Saturday, 17 October 2009
Black Rose incident underlines risks of iron ore loading once again.
Are unprincipled traders to blame?
Mumbai Oct 9 Recent casualties involving ships loading iron ore fines in India have once again focused international attention on the perils crews are exposed to in this trade.
Industry associations and P&I clubs have long criticised the manner in which this loading takes place in India, and had surfaced issues of non transparency in shippers declaring the Transportable Moisture Limit, or TML.
The capsizing of the Asian Forest off Mangalore earlier this year and the Black Rose more recently off Paradip have made the international shipping industry express renewed concern about industry malpractices. Certain well known P&I clubs had issued circulars warning their members way back in 2007, when, over a span of a month during the monsoons, three ships suffered perils at sea post loading iron ore fines at Mangalore and Haldia. Two of those ships were beached to avoid capsizing and the third one diverted to Vizag where her entire cargo was discharged.
Manufacturers produce iron ore of several grades, some of which present risk of liquefaction; these are usually finely powdered ores, or 'fines'. To add to this problem, iron ore in India is frequently loaded from outdoor piles that are exposed to monsoon rains. The IMO makes it incumbent on shippers of any material liable to liquefy to declare this hazard and certify moisture content and the transportable moisture limit (TML, which obviously cannot be lower than the moisture content of the cargo to be shipped). Unfortunately, in India, some shippers have only provided certificates for moisture contents and not the equally important TML numbers, leaving Master's clueless as to the dangers their crews may be exposed. Recent Chinese demand for ore has meant that many unscrupulous traders and ship owners are out to make a quick buck, even at the cost of seafarer lives and environmental damage.
Capt John Prasad Menezes, President of the Kanara Chamber of Commerce and Industry, blames unscrupulous traders. "Due to the Chinese boom, charterers too sprung up from Kolkata, Mumbai, Singapore and Hong Kong. It is a question of cutting corners and staying competitive. In such a scenario, all aspects of trade tend to be safe in letter rather than in spirit," he is reported to have told a conference in Hamburg.
Greenpeace says that the Black Rose disaster could devastate the Orissa coast if the 924 tonnes of bunkers on the ship would leak out. A statement from the environmental organisation says, "Greenpeace is closely monitoring the effects of the spill, which is close to the Gahirmatha Marine Sanctuary, home to the endangered Olive Ridley turtles, and the Bitharkanika National Park, which harbours India's second largest mangrove ecosystem and has the largest population of salt-water crocodiles in India."
Needless to say, Masters must exercise extreme caution while loading powdered materials.
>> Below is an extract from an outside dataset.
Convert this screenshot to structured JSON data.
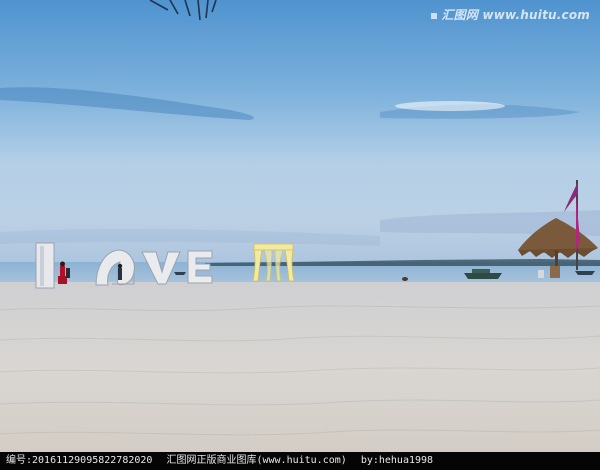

We would have to say with regret that they should exercise particular caution when loading iron ore in India, asking for a recent and independent analysis of figures if felt necessary. Shippers and charterers should also be aggressively queried as to the TML and the moisture content of cargo to be loaded in each hold.
Meanwhile, the DG Shipping has issued a circular dated 25 September. Titled
"Additional Safeguards for safe carriage of solid bulk cargo especially Iron ore fines from Indian Ports", MS Notice 31 recognises that " shippers and port authorities are not extending the support to the Masters of the ships calling Indian ports for loading Iron ore fines" and issues directions to agents to advise ships calling their ports about the risks of loading iron ore fines during monsoons. Ports, too, are directed to "do everything possible to ensure safe carriage & transportation of solid bulk cargo including Iron ore fines" as per existing regulations and guidelines for loading bulk cargoes.